- [WHAT THE TASK ASKS]
Go through the records and give each one again exactly, omitting the images.
[[ THE DATA open ]]
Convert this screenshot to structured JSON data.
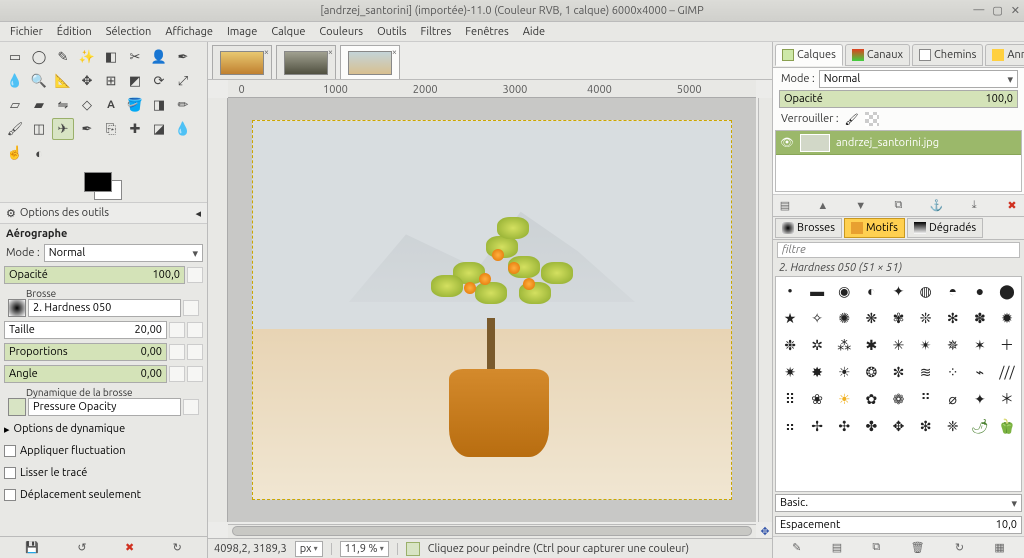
{
  "window": {
    "title": "[andrzej_santorini] (importée)-11.0 (Couleur RVB, 1 calque) 6000x4000 – GIMP",
    "min": "—",
    "max": "▢",
    "close": "✕"
  },
  "menu": [
    "Fichier",
    "Édition",
    "Sélection",
    "Affichage",
    "Image",
    "Calque",
    "Couleurs",
    "Outils",
    "Filtres",
    "Fenêtres",
    "Aide"
  ],
  "toolbox": {
    "options_title": "Options des outils",
    "section": "Aérographe",
    "mode_label": "Mode :",
    "mode_value": "Normal",
    "opacity_label": "Opacité",
    "opacity_value": "100,0",
    "brush_label": "Brosse",
    "brush_value": "2. Hardness 050",
    "size_label": "Taille",
    "size_value": "20,00",
    "ratio_label": "Proportions",
    "ratio_value": "0,00",
    "angle_label": "Angle",
    "angle_value": "0,00",
    "dyn_label": "Dynamique de la brosse",
    "dyn_value": "Pressure Opacity",
    "dyn_opts": "Options de dynamique",
    "chk1": "Appliquer fluctuation",
    "chk2": "Lisser le tracé",
    "chk3": "Déplacement seulement"
  },
  "ruler_marks": [
    "0",
    "1000",
    "2000",
    "3000",
    "4000",
    "5000"
  ],
  "status": {
    "coords": "4098,2, 3189,3",
    "unit": "px",
    "zoom": "11,9 %",
    "hint": "Cliquez pour peindre (Ctrl pour capturer une couleur)"
  },
  "right": {
    "tabs": [
      "Calques",
      "Canaux",
      "Chemins",
      "Annuler"
    ],
    "mode_label": "Mode :",
    "mode_value": "Normal",
    "opacity_label": "Opacité",
    "opacity_value": "100,0",
    "lock_label": "Verrouiller :",
    "layer_name": "andrzej_santorini.jpg",
    "mid_tabs": [
      "Brosses",
      "Motifs",
      "Dégradés"
    ],
    "filter_ph": "filtre",
    "brush_title": "2. Hardness 050 (51 × 51)",
    "basic": "Basic.",
    "spacing_label": "Espacement",
    "spacing_value": "10,0"
  }
}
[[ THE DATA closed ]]
- [RESULT OF THIS EXERCISE]
Convert this screenshot to structured JSON data.
{
  "window": {
    "title": "[andrzej_santorini] (importée)-11.0 (Couleur RVB, 1 calque) 6000x4000 – GIMP",
    "min": "—",
    "max": "▢",
    "close": "✕"
  },
  "menu": [
    "Fichier",
    "Édition",
    "Sélection",
    "Affichage",
    "Image",
    "Calque",
    "Couleurs",
    "Outils",
    "Filtres",
    "Fenêtres",
    "Aide"
  ],
  "toolbox": {
    "options_title": "Options des outils",
    "section": "Aérographe",
    "mode_label": "Mode :",
    "mode_value": "Normal",
    "opacity_label": "Opacité",
    "opacity_value": "100,0",
    "brush_label": "Brosse",
    "brush_value": "2. Hardness 050",
    "size_label": "Taille",
    "size_value": "20,00",
    "ratio_label": "Proportions",
    "ratio_value": "0,00",
    "angle_label": "Angle",
    "angle_value": "0,00",
    "dyn_label": "Dynamique de la brosse",
    "dyn_value": "Pressure Opacity",
    "dyn_opts": "Options de dynamique",
    "chk1": "Appliquer fluctuation",
    "chk2": "Lisser le tracé",
    "chk3": "Déplacement seulement"
  },
  "ruler_marks": [
    "0",
    "1000",
    "2000",
    "3000",
    "4000",
    "5000"
  ],
  "status": {
    "coords": "4098,2, 3189,3",
    "unit": "px",
    "zoom": "11,9 %",
    "hint": "Cliquez pour peindre (Ctrl pour capturer une couleur)"
  },
  "right": {
    "tabs": [
      "Calques",
      "Canaux",
      "Chemins",
      "Annuler"
    ],
    "mode_label": "Mode :",
    "mode_value": "Normal",
    "opacity_label": "Opacité",
    "opacity_value": "100,0",
    "lock_label": "Verrouiller :",
    "layer_name": "andrzej_santorini.jpg",
    "mid_tabs": [
      "Brosses",
      "Motifs",
      "Dégradés"
    ],
    "filter_ph": "filtre",
    "brush_title": "2. Hardness 050 (51 × 51)",
    "basic": "Basic.",
    "spacing_label": "Espacement",
    "spacing_value": "10,0"
  }
}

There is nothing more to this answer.